## Available data
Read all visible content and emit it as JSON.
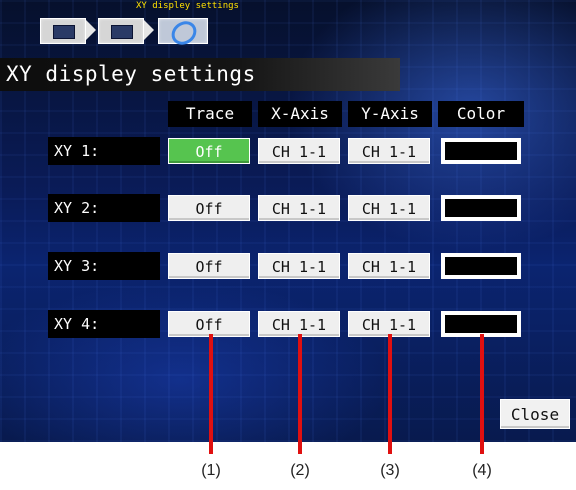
{
  "breadcrumb": {
    "current_label": "XY displey settings",
    "items": [
      {
        "icon": "monitor-icon"
      },
      {
        "icon": "settings-screen-icon"
      },
      {
        "icon": "xy-ring-icon"
      }
    ]
  },
  "page_title": "XY displey settings",
  "columns": {
    "trace": "Trace",
    "x_axis": "X-Axis",
    "y_axis": "Y-Axis",
    "color": "Color"
  },
  "rows": [
    {
      "label": "XY 1:",
      "trace": "Off",
      "x_axis": "CH 1-1",
      "y_axis": "CH 1-1",
      "color": "#000000",
      "trace_highlighted": true
    },
    {
      "label": "XY 2:",
      "trace": "Off",
      "x_axis": "CH 1-1",
      "y_axis": "CH 1-1",
      "color": "#000000"
    },
    {
      "label": "XY 3:",
      "trace": "Off",
      "x_axis": "CH 1-1",
      "y_axis": "CH 1-1",
      "color": "#000000"
    },
    {
      "label": "XY 4:",
      "trace": "Off",
      "x_axis": "CH 1-1",
      "y_axis": "CH 1-1",
      "color": "#000000"
    }
  ],
  "close_label": "Close",
  "callouts": [
    "(1)",
    "(2)",
    "(3)",
    "(4)"
  ],
  "colors": {
    "active_button": "#56c44f",
    "callout_line": "#e01010",
    "breadcrumb_title": "#ffe000"
  }
}
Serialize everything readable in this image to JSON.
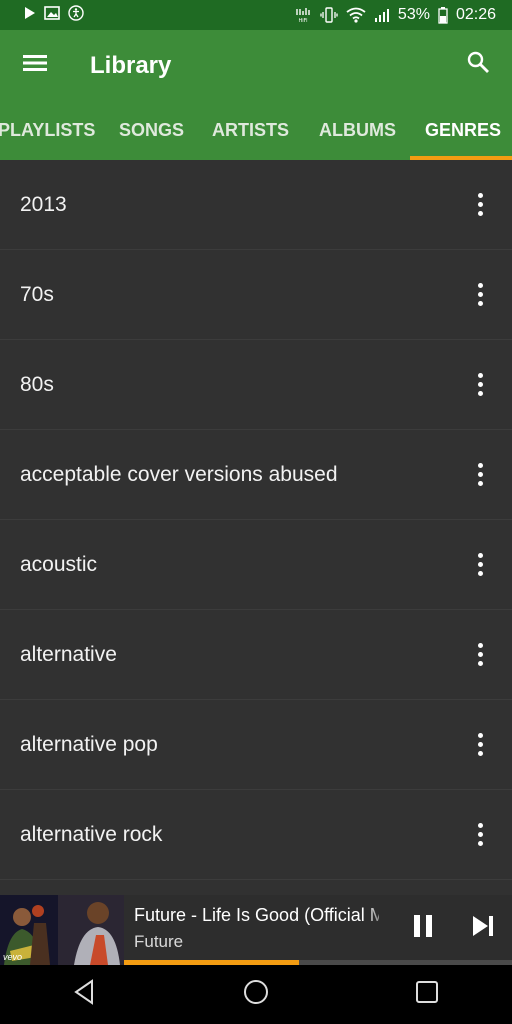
{
  "status_bar": {
    "battery": "53%",
    "time": "02:26",
    "icons": [
      "play-icon",
      "image-icon",
      "accessibility-icon",
      "hifi-icon",
      "vibrate-icon",
      "wifi-icon",
      "signal-icon",
      "battery-icon"
    ]
  },
  "app_bar": {
    "title": "Library",
    "menu_icon": "menu-icon",
    "search_icon": "search-icon"
  },
  "tabs": [
    {
      "label": "PLAYLISTS"
    },
    {
      "label": "SONGS"
    },
    {
      "label": "ARTISTS"
    },
    {
      "label": "ALBUMS"
    },
    {
      "label": "GENRES",
      "active": true
    }
  ],
  "genres": [
    {
      "name": "2013"
    },
    {
      "name": "70s"
    },
    {
      "name": "80s"
    },
    {
      "name": "acceptable cover versions abused"
    },
    {
      "name": "acoustic"
    },
    {
      "name": "alternative"
    },
    {
      "name": "alternative pop"
    },
    {
      "name": "alternative rock"
    }
  ],
  "now_playing": {
    "title": "Future - Life Is Good (Official Music Video)",
    "artist": "Future",
    "art_watermark": "vevo",
    "progress": 0.45,
    "icons": [
      "pause-icon",
      "skip-next-icon"
    ]
  },
  "colors": {
    "status_bar": "#1f6b23",
    "app_bar": "#3d8c39",
    "accent": "#f39c12",
    "list_background": "#313131"
  }
}
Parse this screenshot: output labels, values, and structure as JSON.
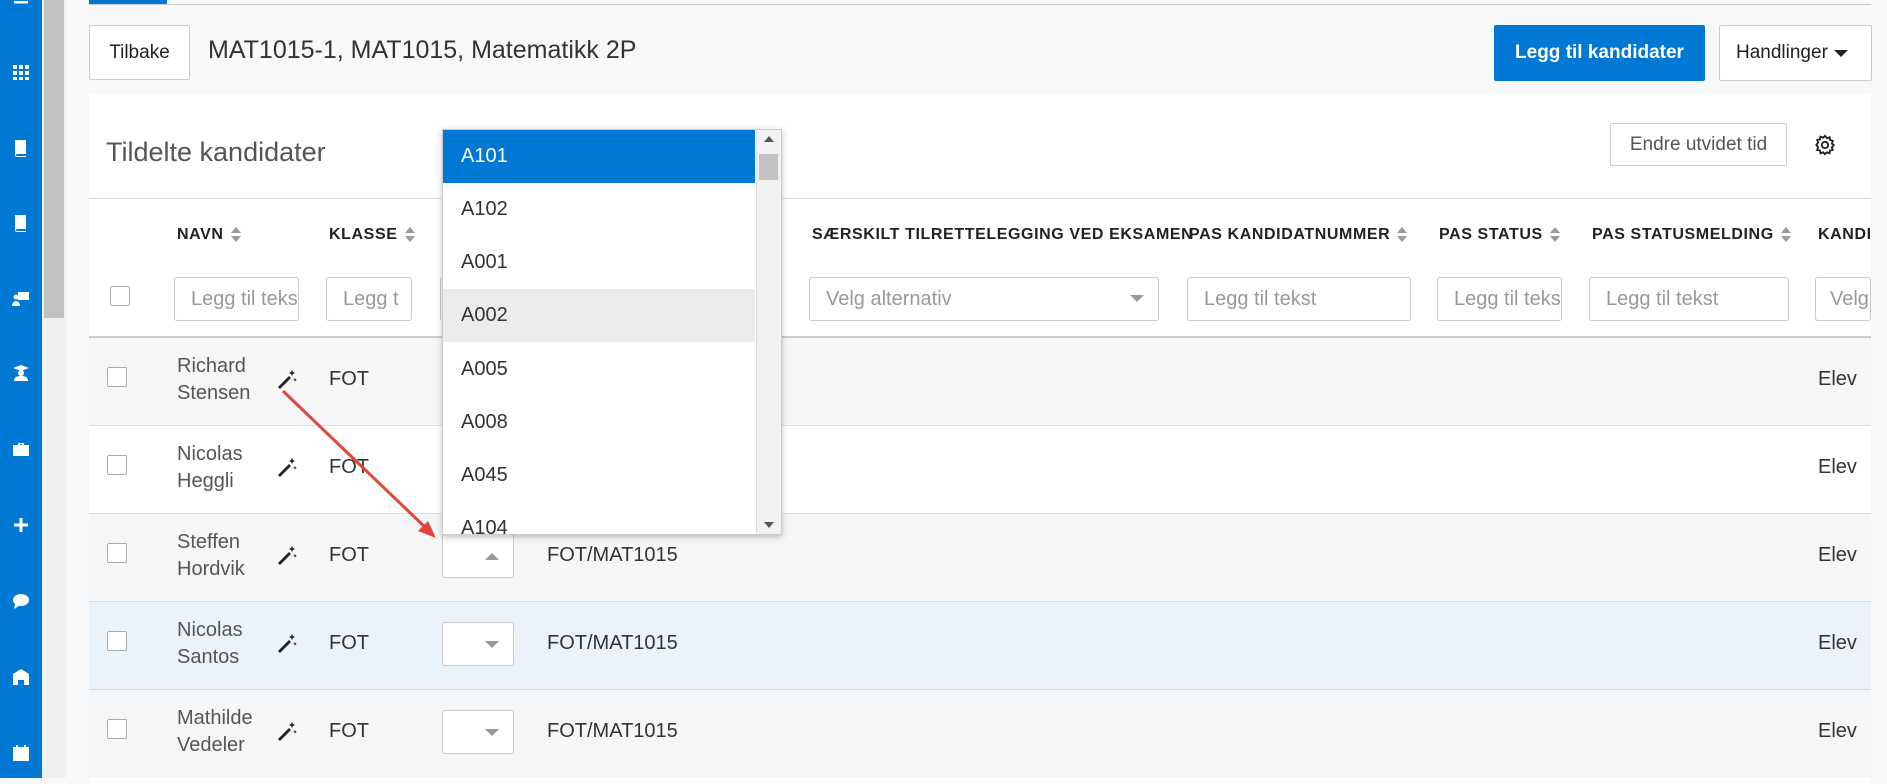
{
  "header": {
    "back_label": "Tilbake",
    "title": "MAT1015-1, MAT1015, Matematikk 2P",
    "add_candidates_label": "Legg til kandidater",
    "actions_label": "Handlinger"
  },
  "card": {
    "title": "Tildelte kandidater",
    "extend_time_label": "Endre utvidet tid"
  },
  "columns": {
    "navn": "NAVN",
    "klasse": "KLASSE",
    "saerskilt": "SÆRSKILT TILRETTELEGGING VED EKSAMEN",
    "pas_kandidatnummer": "PAS KANDIDATNUMMER",
    "pas_status": "PAS STATUS",
    "pas_statusmelding": "PAS STATUSMELDING",
    "kandi": "KANDI"
  },
  "filters": {
    "navn": "Legg til tekst",
    "klasse": "Legg t",
    "saerskilt": "Velg alternativ",
    "pas_kandidatnummer": "Legg til tekst",
    "pas_status": "Legg til tekst",
    "pas_statusmelding": "Legg til tekst",
    "kandi": "Velg"
  },
  "rows": [
    {
      "first": "Richard",
      "last": "Stensen",
      "klasse": "FOT",
      "gruppe": "",
      "type": "Elev"
    },
    {
      "first": "Nicolas",
      "last": "Heggli",
      "klasse": "FOT",
      "gruppe": "",
      "type": "Elev"
    },
    {
      "first": "Steffen",
      "last": "Hordvik",
      "klasse": "FOT",
      "gruppe": "FOT/MAT1015",
      "type": "Elev"
    },
    {
      "first": "Nicolas",
      "last": "Santos",
      "klasse": "FOT",
      "gruppe": "FOT/MAT1015",
      "type": "Elev"
    },
    {
      "first": "Mathilde",
      "last": "Vedeler",
      "klasse": "FOT",
      "gruppe": "FOT/MAT1015",
      "type": "Elev"
    }
  ],
  "dropdown": {
    "options": [
      "A101",
      "A102",
      "A001",
      "A002",
      "A005",
      "A008",
      "A045",
      "A104"
    ],
    "selected": "A101",
    "hovered": "A002"
  },
  "colors": {
    "primary": "#0078d4",
    "selected_row": "#eaf3fc",
    "annotation_arrow": "#e0463b"
  }
}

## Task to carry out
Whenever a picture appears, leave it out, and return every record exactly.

## Solution to this problem
Read all visible content and emit it as JSON.
{
  "breadcrumb": {
    "current_label": "XY displey settings",
    "items": [
      {
        "icon": "monitor-icon"
      },
      {
        "icon": "settings-screen-icon"
      },
      {
        "icon": "xy-ring-icon"
      }
    ]
  },
  "page_title": "XY displey settings",
  "columns": {
    "trace": "Trace",
    "x_axis": "X-Axis",
    "y_axis": "Y-Axis",
    "color": "Color"
  },
  "rows": [
    {
      "label": "XY 1:",
      "trace": "Off",
      "x_axis": "CH 1-1",
      "y_axis": "CH 1-1",
      "color": "#000000",
      "trace_highlighted": true
    },
    {
      "label": "XY 2:",
      "trace": "Off",
      "x_axis": "CH 1-1",
      "y_axis": "CH 1-1",
      "color": "#000000"
    },
    {
      "label": "XY 3:",
      "trace": "Off",
      "x_axis": "CH 1-1",
      "y_axis": "CH 1-1",
      "color": "#000000"
    },
    {
      "label": "XY 4:",
      "trace": "Off",
      "x_axis": "CH 1-1",
      "y_axis": "CH 1-1",
      "color": "#000000"
    }
  ],
  "close_label": "Close",
  "callouts": [
    "(1)",
    "(2)",
    "(3)",
    "(4)"
  ],
  "colors": {
    "active_button": "#56c44f",
    "callout_line": "#e01010",
    "breadcrumb_title": "#ffe000"
  }
}
Serialize everything readable in this image to JSON.
{
  "status_bar": {
    "battery": "53%",
    "time": "02:26",
    "icons": [
      "play-icon",
      "image-icon",
      "accessibility-icon",
      "hifi-icon",
      "vibrate-icon",
      "wifi-icon",
      "signal-icon",
      "battery-icon"
    ]
  },
  "app_bar": {
    "title": "Library",
    "menu_icon": "menu-icon",
    "search_icon": "search-icon"
  },
  "tabs": [
    {
      "label": "PLAYLISTS"
    },
    {
      "label": "SONGS"
    },
    {
      "label": "ARTISTS"
    },
    {
      "label": "ALBUMS"
    },
    {
      "label": "GENRES",
      "active": true
    }
  ],
  "genres": [
    {
      "name": "2013"
    },
    {
      "name": "70s"
    },
    {
      "name": "80s"
    },
    {
      "name": "acceptable cover versions abused"
    },
    {
      "name": "acoustic"
    },
    {
      "name": "alternative"
    },
    {
      "name": "alternative pop"
    },
    {
      "name": "alternative rock"
    }
  ],
  "now_playing": {
    "title": "Future - Life Is Good (Official Music Video)",
    "artist": "Future",
    "art_watermark": "vevo",
    "progress": 0.45,
    "icons": [
      "pause-icon",
      "skip-next-icon"
    ]
  },
  "colors": {
    "status_bar": "#1f6b23",
    "app_bar": "#3d8c39",
    "accent": "#f39c12",
    "list_background": "#313131"
  }
}
Parse this screenshot: output labels, values, and structure as JSON.
{
  "header": {
    "back_label": "Tilbake",
    "title": "MAT1015-1, MAT1015, Matematikk 2P",
    "add_candidates_label": "Legg til kandidater",
    "actions_label": "Handlinger"
  },
  "card": {
    "title": "Tildelte kandidater",
    "extend_time_label": "Endre utvidet tid"
  },
  "columns": {
    "navn": "NAVN",
    "klasse": "KLASSE",
    "saerskilt": "SÆRSKILT TILRETTELEGGING VED EKSAMEN",
    "pas_kandidatnummer": "PAS KANDIDATNUMMER",
    "pas_status": "PAS STATUS",
    "pas_statusmelding": "PAS STATUSMELDING",
    "kandi": "KANDI"
  },
  "filters": {
    "navn": "Legg til tekst",
    "klasse": "Legg t",
    "saerskilt": "Velg alternativ",
    "pas_kandidatnummer": "Legg til tekst",
    "pas_status": "Legg til tekst",
    "pas_statusmelding": "Legg til tekst",
    "kandi": "Velg"
  },
  "rows": [
    {
      "first": "Richard",
      "last": "Stensen",
      "klasse": "FOT",
      "gruppe": "",
      "type": "Elev"
    },
    {
      "first": "Nicolas",
      "last": "Heggli",
      "klasse": "FOT",
      "gruppe": "",
      "type": "Elev"
    },
    {
      "first": "Steffen",
      "last": "Hordvik",
      "klasse": "FOT",
      "gruppe": "FOT/MAT1015",
      "type": "Elev"
    },
    {
      "first": "Nicolas",
      "last": "Santos",
      "klasse": "FOT",
      "gruppe": "FOT/MAT1015",
      "type": "Elev"
    },
    {
      "first": "Mathilde",
      "last": "Vedeler",
      "klasse": "FOT",
      "gruppe": "FOT/MAT1015",
      "type": "Elev"
    }
  ],
  "dropdown": {
    "options": [
      "A101",
      "A102",
      "A001",
      "A002",
      "A005",
      "A008",
      "A045",
      "A104"
    ],
    "selected": "A101",
    "hovered": "A002"
  },
  "colors": {
    "primary": "#0078d4",
    "selected_row": "#eaf3fc",
    "annotation_arrow": "#e0463b"
  }
}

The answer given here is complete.